Even more interesting is this post that analyzes the performance of different Kickstarter "perks" in raising money.

A completely different model for stimulating innovation or novel solutions is the cash-driven competition or prize, examined in some depth in a NY Times piece just this week..

The Knight Foundation has been running its "News Challenge" online for several years, a variation of the competition model for innovation in news and journalism in the digital era.  This year the foundation has restructured, with the first of three cycles launching now through March 17. Even if you are not working on an eligible project, the model for stimulating solutions through competition is fascinating.

Entrepreneurs of all stripes will benefit from the launch of, a video-based learning site comprised entirely of talks from investors and founders. The site is a passion project by Rony El-Nashar, a VC at SeedStartup, according to this post at Arabnet. 

Finally: These models argue for the democratization of innovation, but Jon Gertner's piece in the NY Times reminds us that the centralized corporate research model, as epitomized by Bell Labs, produced an astonishing volume and range of innovation during much of the 20th Century, much of it forming the foundation for innovations that we see today.


The battle of prognosticators over whether cable TV is collapsing or thriving continues with posts that flat-out contradict each other. You decide. My friend Seth Shapiro debunks five theories on the death of cable TV on Media Shift. "Goodbye Cable TV" is Business Insider's story, occasioned by 2.3 million cancelled subscribers since 2010. Which of course is contradicted by Paid Content's post entitled "Cord Cutting Can Wait," triggered by a surge of nearly 350,000 new subs in Q4. You decide!

Meanwhile, the future of cable TV, as I've written, is better use of data. Check out Mark Phillip's app, called "Are You Watching This?" or RUWT, which points to a future that leverages viewing and channel data in service to nice audiences, in this case, sports as a bellweather category that could impact all of TV

All you ever wanted to know about Twitter (perhaps), in this exhaustive profile from Business Week. One of our smarter digerati, Brian Solis, offers his thoughts on the "state of the Twitterverse," c. 2012.

All Things D interviews YouTube chief Salar Kamangar. 

The Guardian offers a very nice overview of "how apps have taken over the world" since Apple created the platform in 2007. 

Henry Blodget deconstructs Apple's financials to see what it would take for Apple to go to $1,000 per share.

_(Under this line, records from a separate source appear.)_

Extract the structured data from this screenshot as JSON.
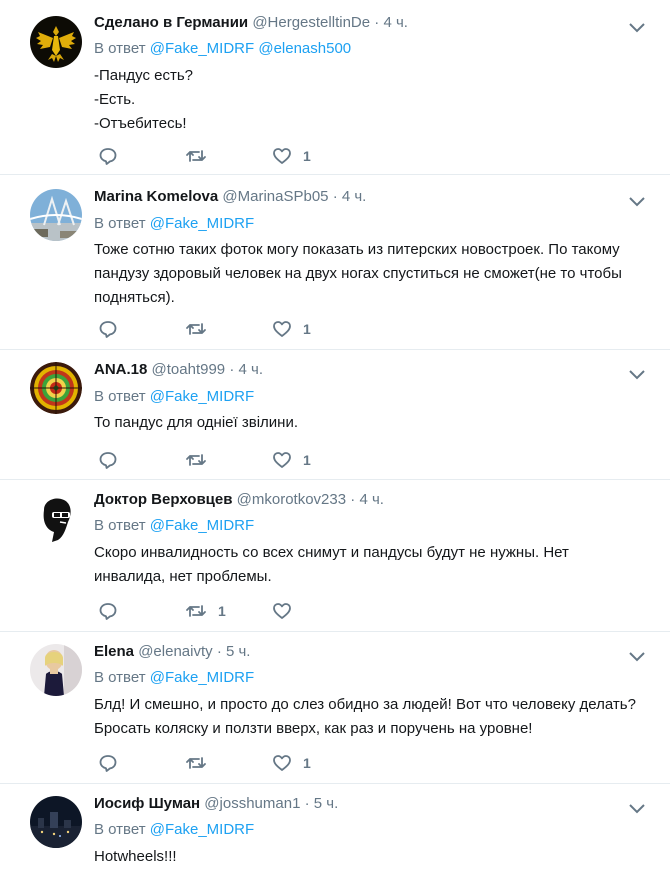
{
  "tweets": [
    {
      "name": "Сделано в Германии",
      "handle": "@HergestelltinDe",
      "time": "4 ч.",
      "reply_prefix": "В ответ",
      "reply_to": [
        "@Fake_MIDRF",
        "@elenash500"
      ],
      "body": [
        "-Пандус есть?",
        "-Есть.",
        "-Отъебитесь!"
      ],
      "retweets": "",
      "likes": "1",
      "avatar": "eagle-emblem"
    },
    {
      "name": "Marina Komelova",
      "handle": "@MarinaSPb05",
      "time": "4 ч.",
      "reply_prefix": "В ответ",
      "reply_to": [
        "@Fake_MIDRF"
      ],
      "body": [
        "Тоже сотню таких фоток могу показать из питерских новостроек. По такому",
        "пандузу здоровый человек на двух ногах спуститься не сможет(не то чтобы",
        "подняться)."
      ],
      "retweets": "",
      "likes": "1",
      "avatar": "bridge-photo"
    },
    {
      "name": "ANA.18",
      "handle": "@toaht999",
      "time": "4 ч.",
      "reply_prefix": "В ответ",
      "reply_to": [
        "@Fake_MIDRF"
      ],
      "body": [
        "То пандус для однiеї звiлини."
      ],
      "retweets": "",
      "likes": "1",
      "avatar": "colorful-pattern"
    },
    {
      "name": "Доктор Верховцев",
      "handle": "@mkorotkov233",
      "time": "4 ч.",
      "reply_prefix": "В ответ",
      "reply_to": [
        "@Fake_MIDRF"
      ],
      "body": [
        "Скоро инвалидность со всех снимут и пандусы будут не нужны. Нет",
        "инвалида, нет проблемы."
      ],
      "retweets": "1",
      "likes": "",
      "avatar": "sunglasses-face"
    },
    {
      "name": "Elena",
      "handle": "@elenaivty",
      "time": "5 ч.",
      "reply_prefix": "В ответ",
      "reply_to": [
        "@Fake_MIDRF"
      ],
      "body": [
        "Блд! И смешно, и просто до слез обидно за людей! Вот что человеку делать?",
        "Бросать коляску и ползти вверх, как раз и поручень на уровне!"
      ],
      "retweets": "",
      "likes": "1",
      "avatar": "woman-photo"
    },
    {
      "name": "Иосиф Шуман",
      "handle": "@josshuman1",
      "time": "5 ч.",
      "reply_prefix": "В ответ",
      "reply_to": [
        "@Fake_MIDRF"
      ],
      "body": [
        "Hotwheels!!!"
      ],
      "retweets": "",
      "likes": "",
      "avatar": "night-city-photo"
    }
  ],
  "colors": {
    "link": "#1da1f2",
    "muted": "#657786",
    "text": "#14171a",
    "divider": "#e6ecf0"
  }
}
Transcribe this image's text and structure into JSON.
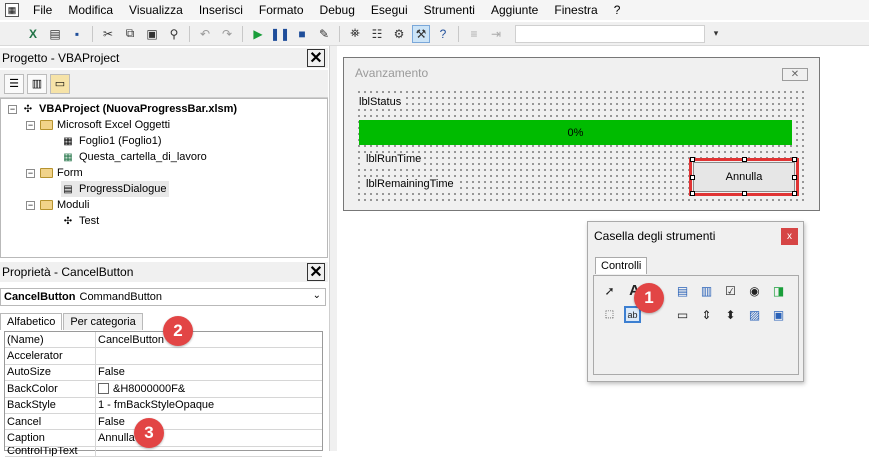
{
  "menu": {
    "items": [
      "File",
      "Modifica",
      "Visualizza",
      "Inserisci",
      "Formato",
      "Debug",
      "Esegui",
      "Strumenti",
      "Aggiunte",
      "Finestra",
      "?"
    ]
  },
  "project_panel": {
    "title": "Progetto - VBAProject",
    "root": "VBAProject (NuovaProgressBar.xlsm)",
    "excel_objects_folder": "Microsoft Excel Oggetti",
    "sheet1": "Foglio1 (Foglio1)",
    "workbook": "Questa_cartella_di_lavoro",
    "forms_folder": "Form",
    "form_item": "ProgressDialogue",
    "modules_folder": "Moduli",
    "module_item": "Test"
  },
  "properties_panel": {
    "title": "Proprietà - CancelButton",
    "object_name": "CancelButton",
    "object_type": "CommandButton",
    "tab_alpha": "Alfabetico",
    "tab_category": "Per categoria",
    "rows": [
      {
        "name": "(Name)",
        "value": "CancelButton"
      },
      {
        "name": "Accelerator",
        "value": ""
      },
      {
        "name": "AutoSize",
        "value": "False"
      },
      {
        "name": "BackColor",
        "value": "&H8000000F&"
      },
      {
        "name": "BackStyle",
        "value": "1 - fmBackStyleOpaque"
      },
      {
        "name": "Cancel",
        "value": "False"
      },
      {
        "name": "Caption",
        "value": "Annulla"
      },
      {
        "name": "ControlTipText",
        "value": ""
      }
    ]
  },
  "form": {
    "title": "Avanzamento",
    "lbl_status": "lblStatus",
    "progress_text": "0%",
    "progress_percent": 0,
    "lbl_runtime": "lblRunTime",
    "lbl_remaining": "lblRemainingTime",
    "cancel_caption": "Annulla"
  },
  "toolbox": {
    "title": "Casella degli strumenti",
    "close_glyph": "x",
    "tab": "Controlli"
  },
  "annotations": {
    "badge1": "1",
    "badge2": "2",
    "badge3": "3"
  },
  "colors": {
    "progress_fill": "#00bb00",
    "highlight_red": "#e03434",
    "badge_red": "#e24545"
  }
}
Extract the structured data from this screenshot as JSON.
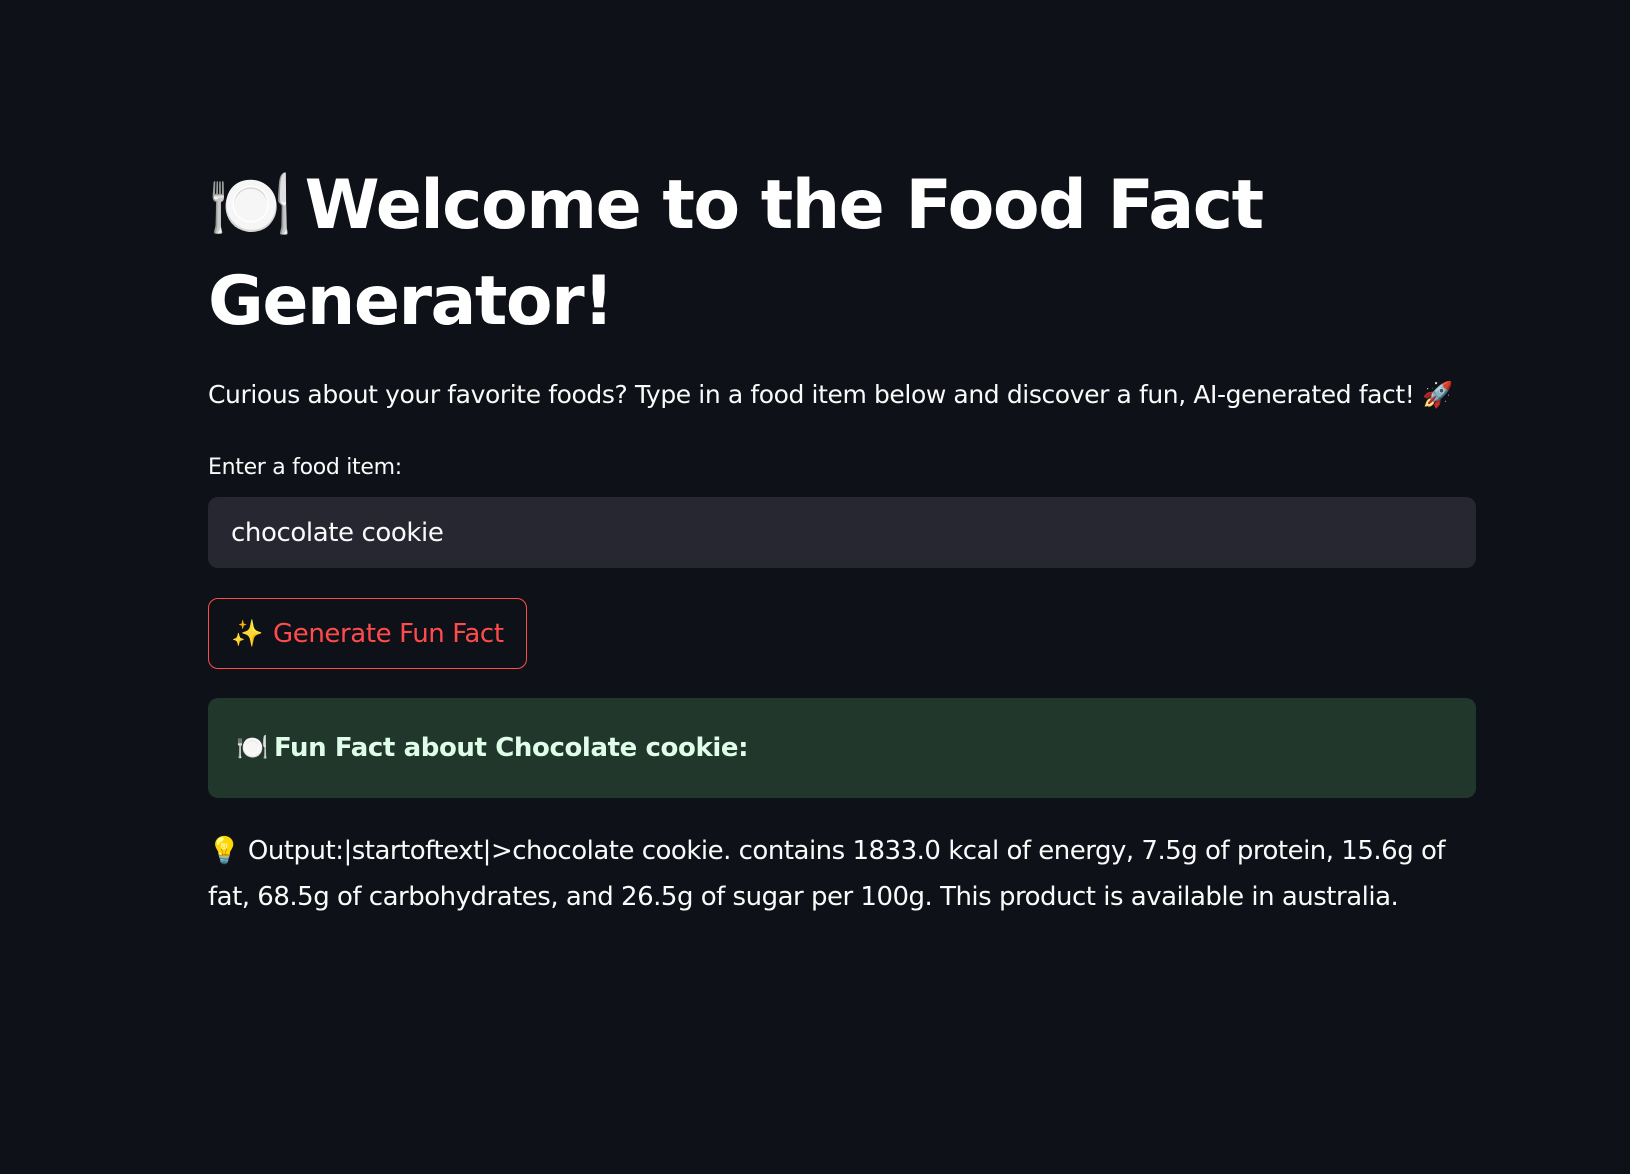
{
  "header": {
    "title_icon": "🍽️",
    "title_text": "Welcome to the Food Fact Generator!"
  },
  "intro": {
    "text": "Curious about your favorite foods? Type in a food item below and discover a fun, AI-generated fact! 🚀"
  },
  "form": {
    "input_label": "Enter a food item:",
    "input_value": "chocolate cookie",
    "button_icon": "✨",
    "button_label": "Generate Fun Fact"
  },
  "result": {
    "heading_icon": "🍽️",
    "heading_text": "Fun Fact about Chocolate cookie:",
    "output_icon": "💡",
    "output_text": "Output:|startoftext|>chocolate cookie. contains 1833.0 kcal of energy, 7.5g of protein, 15.6g of fat, 68.5g of carbohydrates, and 26.5g of sugar per 100g. This product is available in australia."
  },
  "colors": {
    "background": "#0e1117",
    "input_background": "#262730",
    "accent": "#ff4b4b",
    "success_background": "#21372b",
    "success_text": "#dffde9"
  }
}
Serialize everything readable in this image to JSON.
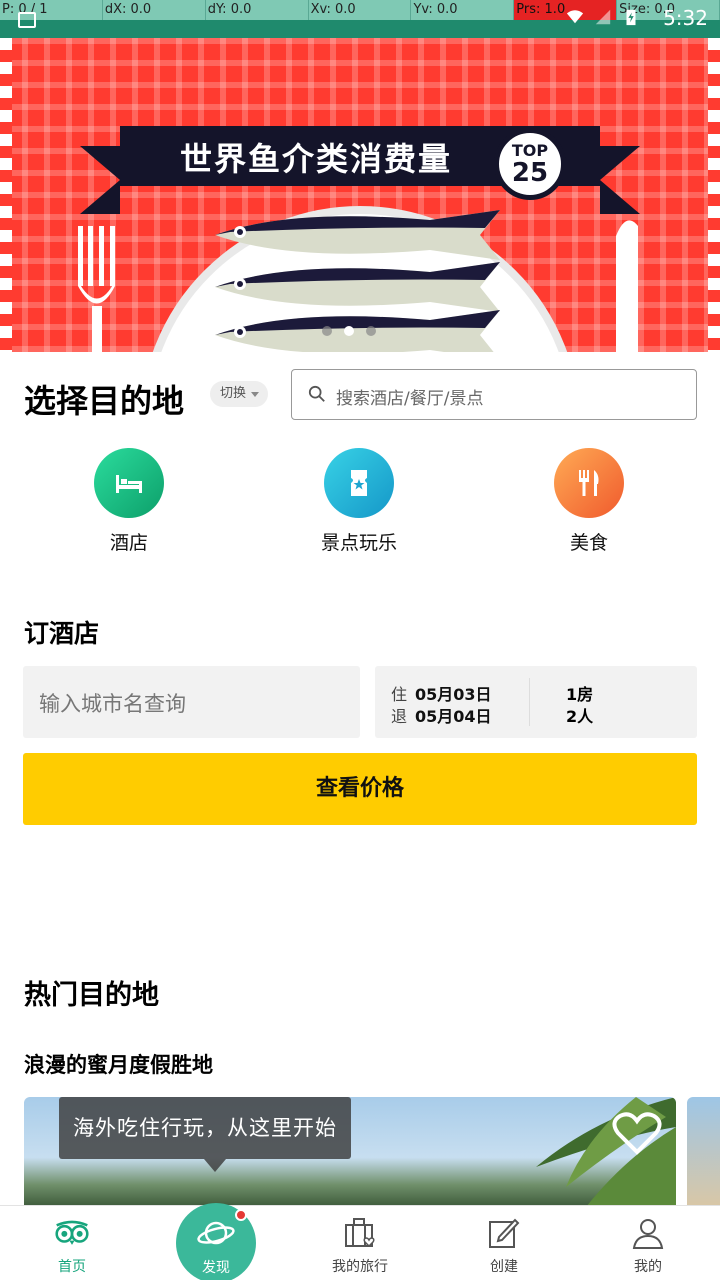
{
  "debug": {
    "cells": [
      "P: 0 / 1",
      "dX: 0.0",
      "dY: 0.0",
      "Xv: 0.0",
      "Yv: 0.0",
      "Prs: 1.0",
      "Size: 0.0"
    ]
  },
  "status_bar": {
    "time": "5:32"
  },
  "banner": {
    "title": "世界鱼介类消费量",
    "badge_top": "TOP",
    "badge_num": "25",
    "dots_count": 3,
    "active_dot": 1
  },
  "destination": {
    "title": "选择目的地",
    "switch_label": "切换",
    "search_placeholder": "搜索酒店/餐厅/景点"
  },
  "categories": [
    {
      "label": "酒店",
      "icon": "bed-icon"
    },
    {
      "label": "景点玩乐",
      "icon": "ticket-icon"
    },
    {
      "label": "美食",
      "icon": "fork-knife-icon"
    }
  ],
  "hotel": {
    "title": "订酒店",
    "city_placeholder": "输入城市名查询",
    "checkin_label": "住",
    "checkin_date": "05月03日",
    "checkout_label": "退",
    "checkout_date": "05月04日",
    "rooms": "1房",
    "guests": "2人",
    "button": "查看价格"
  },
  "popular": {
    "title": "热门目的地",
    "subtitle": "浪漫的蜜月度假胜地",
    "tooltip": "海外吃住行玩，从这里开始"
  },
  "nav": {
    "items": [
      {
        "label": "首页",
        "icon": "owl-icon",
        "active": true
      },
      {
        "label": "发现",
        "icon": "planet-icon",
        "active": false
      },
      {
        "label": "我的旅行",
        "icon": "suitcase-icon",
        "active": false
      },
      {
        "label": "创建",
        "icon": "edit-icon",
        "active": false
      },
      {
        "label": "我的",
        "icon": "user-icon",
        "active": false
      }
    ]
  },
  "colors": {
    "accent": "#17a57d",
    "button": "#ffcc00",
    "banner": "#ff3b30"
  }
}
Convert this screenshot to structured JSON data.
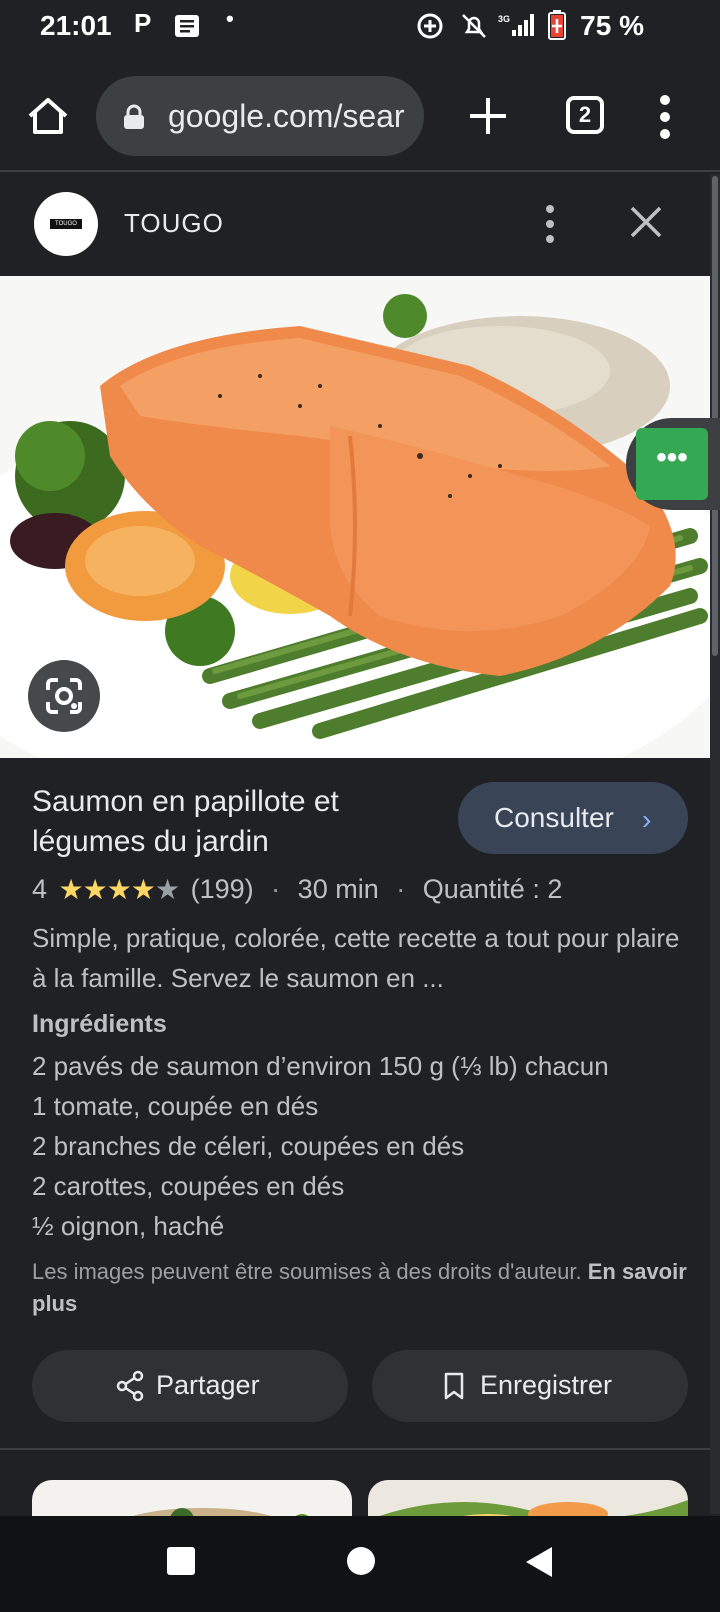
{
  "status_bar": {
    "time": "21:01",
    "battery": "75 %"
  },
  "browser": {
    "url": "google.com/sear",
    "tab_count": "2"
  },
  "panel": {
    "source_name": "TOUGO",
    "logo_text": "TOUGO"
  },
  "recipe": {
    "title": "Saumon en papillote et légumes du jardin",
    "consult_label": "Consulter",
    "rating": "4",
    "rating_value": 4,
    "rating_max": 5,
    "reviews": "(199)",
    "time": "30 min",
    "quantity": "Quantité : 2",
    "description": "Simple, pratique, colorée, cette recette a tout pour plaire à la famille. Servez le saumon en ...",
    "ingredients_heading": "Ingrédients",
    "ingredients": [
      "2 pavés de saumon d’environ 150 g (⅓ lb) chacun",
      "1 tomate, coupée en dés",
      "2 branches de céleri, coupées en dés",
      "2 carottes, coupées en dés",
      "½ oignon, haché"
    ],
    "copyright_text": "Les images peuvent être soumises à des droits d'auteur.",
    "copyright_link": "En savoir plus"
  },
  "actions": {
    "share_label": "Partager",
    "save_label": "Enregistrer"
  },
  "icons": {
    "home": "home-icon",
    "lock": "lock-icon",
    "plus": "plus-icon",
    "menu": "more-vert-icon",
    "close": "close-icon",
    "lens": "lens-icon",
    "share": "share-icon",
    "bookmark": "bookmark-icon"
  },
  "colors": {
    "background": "#202124",
    "button_bg": "#303134",
    "consult_bg": "#394457",
    "accent_blue": "#8ab4f8",
    "star": "#fdd663",
    "float_green": "#34a853"
  }
}
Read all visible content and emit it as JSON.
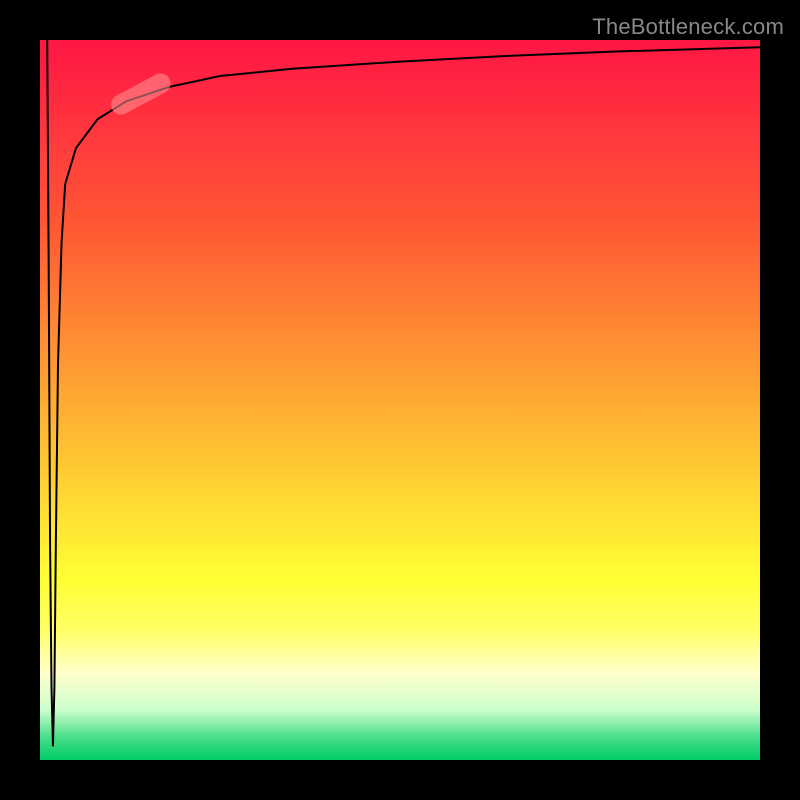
{
  "watermark": "TheBottleneck.com",
  "chart_data": {
    "type": "line",
    "title": "",
    "xlabel": "",
    "ylabel": "",
    "xlim": [
      0,
      100
    ],
    "ylim": [
      0,
      100
    ],
    "grid": false,
    "legend": false,
    "background_gradient": {
      "top": "#ff1744",
      "mid1": "#ff9933",
      "mid2": "#ffff33",
      "bottom": "#00cc66"
    },
    "series": [
      {
        "name": "left-spike",
        "x": [
          1.0,
          1.2,
          1.3,
          1.4,
          1.6,
          1.8,
          2.0,
          2.2,
          2.5,
          3.0,
          3.5
        ],
        "values": [
          100,
          70,
          50,
          30,
          10,
          2,
          10,
          30,
          55,
          72,
          80
        ]
      },
      {
        "name": "main-curve",
        "x": [
          3.5,
          5,
          8,
          12,
          18,
          25,
          35,
          50,
          65,
          80,
          100
        ],
        "values": [
          80,
          85,
          89,
          91.5,
          93.5,
          95,
          96,
          97,
          97.8,
          98.4,
          99
        ]
      }
    ],
    "highlight_marker": {
      "x_center": 14,
      "y_center": 92.5,
      "length": 9,
      "angle_deg": 28,
      "color": "rgba(255,150,150,0.55)"
    }
  }
}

"Why Are Harvard Graduates in the Mailroom?" asks Adam Davidson, as he explores the "lottery system" of labor economics, and worries that the whole economy is shifting to this cutthroat model with no Plan B.

Broadcasters sued Aereo, the start-up that brings over-the-air TV to the Internet. It took less than 2 weeks.


Congrats to Moonbot, the Louisiana based animation startup that won the Oscar for best animated short film, "The Fantastic Flying Books of Mr. Morris Lessmore," a form of which also debuted as an engaging iPad app. Venture Beat interviewed Brandon Oldenburg, a partner (and Oscar winner). I met Brandon at the Dallas Video Fest and have been so impressed with Moonbot's strategy for sustaining creativity in the new digital marketplace.

If you're a Godard freak (me), you won't want to miss these remixes of his classic Alphaville. Thanks to Anne Thompson (@akstanwyck), whose commentary is a lovely lecture in itself. 

ZED.To is an 8-month immersive narrative adventure chronicling the end of the world in Toronto, currently raising money on IndieGoGo.

Transmedia LA members have launched the "Miracle Mile" ARG, which will roll out this spring and summer. The first draft of a storyline has been posted on FB here, though the group is by invitation only. 

Meghan Gargan discusses "what Facebook's Timeline means for Transmedia"

Graphicly is a publishing platform born to support the needs of graphic novels. With the tools and especially analytics it has developed, the company is now expanding to other types of books. Take a look at the value proposition.